++++ DATA TO USE ++++

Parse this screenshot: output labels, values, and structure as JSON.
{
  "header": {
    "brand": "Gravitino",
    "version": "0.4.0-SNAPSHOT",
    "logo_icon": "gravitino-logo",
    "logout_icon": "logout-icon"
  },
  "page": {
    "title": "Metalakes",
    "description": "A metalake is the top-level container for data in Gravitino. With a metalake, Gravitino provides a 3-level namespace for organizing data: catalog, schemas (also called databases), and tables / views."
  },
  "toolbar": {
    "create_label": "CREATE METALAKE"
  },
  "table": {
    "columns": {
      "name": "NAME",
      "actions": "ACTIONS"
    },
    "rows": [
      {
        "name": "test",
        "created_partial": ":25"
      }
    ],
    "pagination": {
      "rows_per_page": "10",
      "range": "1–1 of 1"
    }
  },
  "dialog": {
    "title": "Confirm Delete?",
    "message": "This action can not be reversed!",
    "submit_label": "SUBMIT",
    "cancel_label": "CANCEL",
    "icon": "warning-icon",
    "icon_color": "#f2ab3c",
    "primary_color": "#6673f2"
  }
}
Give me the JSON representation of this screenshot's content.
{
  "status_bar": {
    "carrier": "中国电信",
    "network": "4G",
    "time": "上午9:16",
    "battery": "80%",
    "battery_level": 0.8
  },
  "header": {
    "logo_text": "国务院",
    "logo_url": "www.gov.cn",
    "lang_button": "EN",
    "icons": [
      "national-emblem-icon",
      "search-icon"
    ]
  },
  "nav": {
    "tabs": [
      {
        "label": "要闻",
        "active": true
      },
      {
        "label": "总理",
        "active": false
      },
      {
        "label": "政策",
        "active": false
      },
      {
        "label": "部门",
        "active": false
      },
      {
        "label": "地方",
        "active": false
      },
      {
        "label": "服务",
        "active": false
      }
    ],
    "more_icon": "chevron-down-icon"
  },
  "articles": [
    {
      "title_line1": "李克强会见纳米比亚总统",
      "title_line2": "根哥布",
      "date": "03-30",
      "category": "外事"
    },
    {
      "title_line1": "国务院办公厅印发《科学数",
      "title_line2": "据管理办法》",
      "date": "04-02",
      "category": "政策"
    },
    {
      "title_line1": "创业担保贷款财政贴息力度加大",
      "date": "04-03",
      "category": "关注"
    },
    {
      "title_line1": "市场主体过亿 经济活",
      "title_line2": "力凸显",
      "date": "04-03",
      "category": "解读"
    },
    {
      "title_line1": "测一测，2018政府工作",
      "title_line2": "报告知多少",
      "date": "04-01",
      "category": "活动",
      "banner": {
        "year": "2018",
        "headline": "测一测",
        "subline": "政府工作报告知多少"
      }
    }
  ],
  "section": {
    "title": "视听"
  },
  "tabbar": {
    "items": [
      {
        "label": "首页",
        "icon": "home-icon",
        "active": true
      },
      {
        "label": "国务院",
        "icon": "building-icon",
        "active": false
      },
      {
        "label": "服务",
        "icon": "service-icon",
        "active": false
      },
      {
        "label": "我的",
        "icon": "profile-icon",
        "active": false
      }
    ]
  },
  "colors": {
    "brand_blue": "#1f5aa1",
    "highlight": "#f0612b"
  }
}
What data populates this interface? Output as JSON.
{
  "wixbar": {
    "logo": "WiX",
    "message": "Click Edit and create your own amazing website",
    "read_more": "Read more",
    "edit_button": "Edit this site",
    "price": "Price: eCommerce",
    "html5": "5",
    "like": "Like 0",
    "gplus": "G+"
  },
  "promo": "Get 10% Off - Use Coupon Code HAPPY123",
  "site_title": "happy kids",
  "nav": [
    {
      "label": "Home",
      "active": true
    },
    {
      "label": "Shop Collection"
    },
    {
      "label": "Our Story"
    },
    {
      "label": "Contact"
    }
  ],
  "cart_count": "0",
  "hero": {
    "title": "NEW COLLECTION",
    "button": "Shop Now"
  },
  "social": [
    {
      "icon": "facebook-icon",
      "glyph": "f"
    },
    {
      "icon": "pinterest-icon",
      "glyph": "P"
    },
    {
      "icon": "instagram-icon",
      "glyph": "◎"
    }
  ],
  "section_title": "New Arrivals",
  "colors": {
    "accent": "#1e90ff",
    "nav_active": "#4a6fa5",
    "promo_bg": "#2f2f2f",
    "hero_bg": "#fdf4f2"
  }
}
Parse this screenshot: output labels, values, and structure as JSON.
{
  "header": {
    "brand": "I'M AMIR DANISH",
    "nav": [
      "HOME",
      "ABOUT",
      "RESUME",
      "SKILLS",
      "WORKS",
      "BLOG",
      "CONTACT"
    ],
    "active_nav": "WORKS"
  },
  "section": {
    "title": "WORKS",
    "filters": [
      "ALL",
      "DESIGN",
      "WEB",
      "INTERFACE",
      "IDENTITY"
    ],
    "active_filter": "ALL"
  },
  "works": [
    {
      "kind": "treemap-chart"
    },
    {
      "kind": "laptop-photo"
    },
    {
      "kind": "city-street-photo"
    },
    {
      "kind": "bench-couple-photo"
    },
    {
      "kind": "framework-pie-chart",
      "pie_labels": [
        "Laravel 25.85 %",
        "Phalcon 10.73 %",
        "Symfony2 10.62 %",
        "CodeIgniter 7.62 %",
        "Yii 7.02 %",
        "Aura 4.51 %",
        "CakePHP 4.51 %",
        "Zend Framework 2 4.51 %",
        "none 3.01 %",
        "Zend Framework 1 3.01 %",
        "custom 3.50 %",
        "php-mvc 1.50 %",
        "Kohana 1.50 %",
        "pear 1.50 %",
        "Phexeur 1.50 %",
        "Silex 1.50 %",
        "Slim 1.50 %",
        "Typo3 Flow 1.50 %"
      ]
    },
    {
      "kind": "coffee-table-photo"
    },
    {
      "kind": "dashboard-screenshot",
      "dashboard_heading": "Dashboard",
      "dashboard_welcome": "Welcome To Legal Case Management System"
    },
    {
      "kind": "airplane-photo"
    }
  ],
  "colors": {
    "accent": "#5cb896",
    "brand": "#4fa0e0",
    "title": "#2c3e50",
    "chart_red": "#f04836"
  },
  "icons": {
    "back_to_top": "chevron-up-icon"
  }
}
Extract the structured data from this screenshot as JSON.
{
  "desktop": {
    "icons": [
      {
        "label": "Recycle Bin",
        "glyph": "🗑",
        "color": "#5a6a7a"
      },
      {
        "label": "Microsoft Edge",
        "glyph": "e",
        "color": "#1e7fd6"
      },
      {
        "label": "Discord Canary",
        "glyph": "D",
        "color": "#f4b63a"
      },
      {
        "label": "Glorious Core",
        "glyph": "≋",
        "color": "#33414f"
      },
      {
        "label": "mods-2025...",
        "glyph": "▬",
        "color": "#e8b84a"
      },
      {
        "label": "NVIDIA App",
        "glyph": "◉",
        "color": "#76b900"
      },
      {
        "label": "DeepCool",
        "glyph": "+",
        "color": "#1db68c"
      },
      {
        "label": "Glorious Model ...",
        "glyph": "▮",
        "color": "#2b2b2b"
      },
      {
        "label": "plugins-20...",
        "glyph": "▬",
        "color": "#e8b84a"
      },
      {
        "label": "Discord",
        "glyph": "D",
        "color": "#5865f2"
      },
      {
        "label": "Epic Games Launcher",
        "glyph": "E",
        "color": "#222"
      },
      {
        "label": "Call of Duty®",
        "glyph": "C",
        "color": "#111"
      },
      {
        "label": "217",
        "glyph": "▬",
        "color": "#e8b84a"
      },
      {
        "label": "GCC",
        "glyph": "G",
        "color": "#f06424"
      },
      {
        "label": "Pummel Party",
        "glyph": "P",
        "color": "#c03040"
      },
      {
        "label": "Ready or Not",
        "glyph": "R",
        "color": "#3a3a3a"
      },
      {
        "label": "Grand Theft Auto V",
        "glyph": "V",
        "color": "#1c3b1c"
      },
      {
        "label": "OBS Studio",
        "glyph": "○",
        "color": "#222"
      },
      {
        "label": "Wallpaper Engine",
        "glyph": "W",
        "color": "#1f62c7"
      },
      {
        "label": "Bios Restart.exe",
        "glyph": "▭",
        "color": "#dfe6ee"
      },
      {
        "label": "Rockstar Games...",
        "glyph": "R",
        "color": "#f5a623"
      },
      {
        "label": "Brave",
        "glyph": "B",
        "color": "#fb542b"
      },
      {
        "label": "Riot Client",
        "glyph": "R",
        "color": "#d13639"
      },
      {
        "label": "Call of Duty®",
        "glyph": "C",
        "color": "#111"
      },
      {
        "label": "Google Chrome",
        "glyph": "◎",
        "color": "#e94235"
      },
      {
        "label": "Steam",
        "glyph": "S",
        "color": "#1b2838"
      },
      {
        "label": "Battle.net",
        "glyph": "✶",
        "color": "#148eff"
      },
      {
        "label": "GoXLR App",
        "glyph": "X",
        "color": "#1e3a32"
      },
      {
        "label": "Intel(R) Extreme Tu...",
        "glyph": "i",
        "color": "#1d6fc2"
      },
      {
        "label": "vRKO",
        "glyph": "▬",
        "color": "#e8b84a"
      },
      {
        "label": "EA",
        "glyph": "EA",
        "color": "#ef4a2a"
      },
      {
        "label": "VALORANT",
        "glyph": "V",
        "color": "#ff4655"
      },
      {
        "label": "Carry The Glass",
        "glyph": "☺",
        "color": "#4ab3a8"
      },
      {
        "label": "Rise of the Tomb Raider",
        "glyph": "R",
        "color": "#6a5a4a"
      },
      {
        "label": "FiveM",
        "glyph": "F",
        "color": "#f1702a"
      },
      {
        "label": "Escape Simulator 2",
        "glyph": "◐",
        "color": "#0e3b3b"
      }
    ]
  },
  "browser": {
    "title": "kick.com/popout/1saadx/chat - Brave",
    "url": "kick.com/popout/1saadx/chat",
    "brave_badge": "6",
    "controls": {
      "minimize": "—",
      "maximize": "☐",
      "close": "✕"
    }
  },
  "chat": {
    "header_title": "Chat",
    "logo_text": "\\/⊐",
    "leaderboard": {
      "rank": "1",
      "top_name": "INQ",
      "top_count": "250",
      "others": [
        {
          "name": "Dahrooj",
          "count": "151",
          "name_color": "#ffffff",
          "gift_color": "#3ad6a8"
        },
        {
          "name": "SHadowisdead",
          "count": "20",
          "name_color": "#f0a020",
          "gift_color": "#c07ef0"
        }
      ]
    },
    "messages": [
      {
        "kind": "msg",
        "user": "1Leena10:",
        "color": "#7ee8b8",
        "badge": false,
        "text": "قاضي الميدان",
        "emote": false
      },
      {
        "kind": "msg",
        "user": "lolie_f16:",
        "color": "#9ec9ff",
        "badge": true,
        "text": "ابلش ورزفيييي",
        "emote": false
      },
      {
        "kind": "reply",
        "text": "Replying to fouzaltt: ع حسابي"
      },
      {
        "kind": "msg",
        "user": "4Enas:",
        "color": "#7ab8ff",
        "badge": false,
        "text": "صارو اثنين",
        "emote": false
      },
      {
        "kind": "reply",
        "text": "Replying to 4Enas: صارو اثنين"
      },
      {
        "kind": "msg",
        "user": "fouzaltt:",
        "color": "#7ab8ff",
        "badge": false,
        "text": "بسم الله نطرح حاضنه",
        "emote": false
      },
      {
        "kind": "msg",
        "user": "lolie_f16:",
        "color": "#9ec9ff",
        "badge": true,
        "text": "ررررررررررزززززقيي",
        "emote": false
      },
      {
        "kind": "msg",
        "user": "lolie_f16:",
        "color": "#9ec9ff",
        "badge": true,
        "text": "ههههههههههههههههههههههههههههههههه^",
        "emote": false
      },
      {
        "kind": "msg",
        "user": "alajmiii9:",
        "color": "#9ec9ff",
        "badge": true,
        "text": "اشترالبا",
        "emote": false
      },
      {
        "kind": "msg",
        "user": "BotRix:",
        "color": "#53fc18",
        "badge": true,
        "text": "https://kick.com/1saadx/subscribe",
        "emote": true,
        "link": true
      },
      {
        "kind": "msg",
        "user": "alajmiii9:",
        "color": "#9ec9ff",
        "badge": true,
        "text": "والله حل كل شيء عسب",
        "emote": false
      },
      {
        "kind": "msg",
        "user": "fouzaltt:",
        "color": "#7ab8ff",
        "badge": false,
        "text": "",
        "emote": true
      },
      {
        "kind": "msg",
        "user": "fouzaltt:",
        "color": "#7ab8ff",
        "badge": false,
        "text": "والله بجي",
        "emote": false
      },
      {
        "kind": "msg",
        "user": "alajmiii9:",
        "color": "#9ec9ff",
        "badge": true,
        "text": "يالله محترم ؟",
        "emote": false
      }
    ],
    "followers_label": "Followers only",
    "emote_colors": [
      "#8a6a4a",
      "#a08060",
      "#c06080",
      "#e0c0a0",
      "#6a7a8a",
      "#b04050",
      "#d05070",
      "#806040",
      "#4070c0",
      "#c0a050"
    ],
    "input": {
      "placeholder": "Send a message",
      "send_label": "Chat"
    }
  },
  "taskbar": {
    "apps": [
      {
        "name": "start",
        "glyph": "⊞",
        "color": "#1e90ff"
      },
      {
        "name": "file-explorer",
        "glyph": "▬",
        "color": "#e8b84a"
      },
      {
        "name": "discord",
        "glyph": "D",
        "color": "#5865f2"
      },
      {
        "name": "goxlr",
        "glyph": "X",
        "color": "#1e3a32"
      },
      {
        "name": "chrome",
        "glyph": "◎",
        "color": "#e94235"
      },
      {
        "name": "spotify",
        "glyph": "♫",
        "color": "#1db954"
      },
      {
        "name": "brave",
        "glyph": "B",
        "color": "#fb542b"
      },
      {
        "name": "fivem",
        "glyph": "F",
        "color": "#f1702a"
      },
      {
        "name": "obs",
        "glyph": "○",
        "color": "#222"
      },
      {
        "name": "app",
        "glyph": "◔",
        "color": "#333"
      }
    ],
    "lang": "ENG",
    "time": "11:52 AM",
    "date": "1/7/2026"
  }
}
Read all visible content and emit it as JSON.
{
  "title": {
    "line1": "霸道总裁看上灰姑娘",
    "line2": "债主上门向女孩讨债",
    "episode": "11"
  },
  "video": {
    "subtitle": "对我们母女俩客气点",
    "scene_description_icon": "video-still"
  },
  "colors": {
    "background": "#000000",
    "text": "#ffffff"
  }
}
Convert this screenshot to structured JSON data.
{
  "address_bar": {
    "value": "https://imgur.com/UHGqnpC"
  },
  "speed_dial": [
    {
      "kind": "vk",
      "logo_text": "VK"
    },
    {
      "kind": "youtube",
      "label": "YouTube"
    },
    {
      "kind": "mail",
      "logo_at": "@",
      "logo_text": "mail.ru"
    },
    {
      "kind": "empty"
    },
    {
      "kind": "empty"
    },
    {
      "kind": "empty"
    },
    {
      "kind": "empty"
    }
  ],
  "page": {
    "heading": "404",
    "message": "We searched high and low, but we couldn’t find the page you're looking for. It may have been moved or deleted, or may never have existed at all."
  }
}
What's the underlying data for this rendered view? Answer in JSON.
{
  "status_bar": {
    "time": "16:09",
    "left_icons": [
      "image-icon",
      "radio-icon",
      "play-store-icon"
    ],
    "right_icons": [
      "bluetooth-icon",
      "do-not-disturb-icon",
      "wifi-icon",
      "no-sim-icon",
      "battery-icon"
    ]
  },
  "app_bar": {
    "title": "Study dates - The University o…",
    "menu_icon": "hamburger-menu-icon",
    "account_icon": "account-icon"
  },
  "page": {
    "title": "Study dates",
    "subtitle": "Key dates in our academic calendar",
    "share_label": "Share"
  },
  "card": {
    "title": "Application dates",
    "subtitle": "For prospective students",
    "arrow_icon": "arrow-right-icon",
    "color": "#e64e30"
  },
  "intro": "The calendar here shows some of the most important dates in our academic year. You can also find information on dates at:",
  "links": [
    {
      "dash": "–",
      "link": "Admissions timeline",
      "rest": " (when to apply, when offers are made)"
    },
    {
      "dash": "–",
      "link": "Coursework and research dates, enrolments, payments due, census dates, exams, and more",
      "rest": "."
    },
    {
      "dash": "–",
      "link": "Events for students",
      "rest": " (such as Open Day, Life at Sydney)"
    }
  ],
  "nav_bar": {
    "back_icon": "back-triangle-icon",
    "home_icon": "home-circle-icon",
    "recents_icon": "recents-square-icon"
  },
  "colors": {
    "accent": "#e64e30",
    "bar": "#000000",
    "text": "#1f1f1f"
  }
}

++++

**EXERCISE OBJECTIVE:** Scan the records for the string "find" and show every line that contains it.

**ANSWER TO THE EXERCISE:**
    "message": "We searched high and low, but we couldn’t find the page you're looking for. It may have been moved or deleted, or may never have existed at all."
  "intro": "The calendar here shows some of the most important dates in our academic year. You can also find information on dates at:",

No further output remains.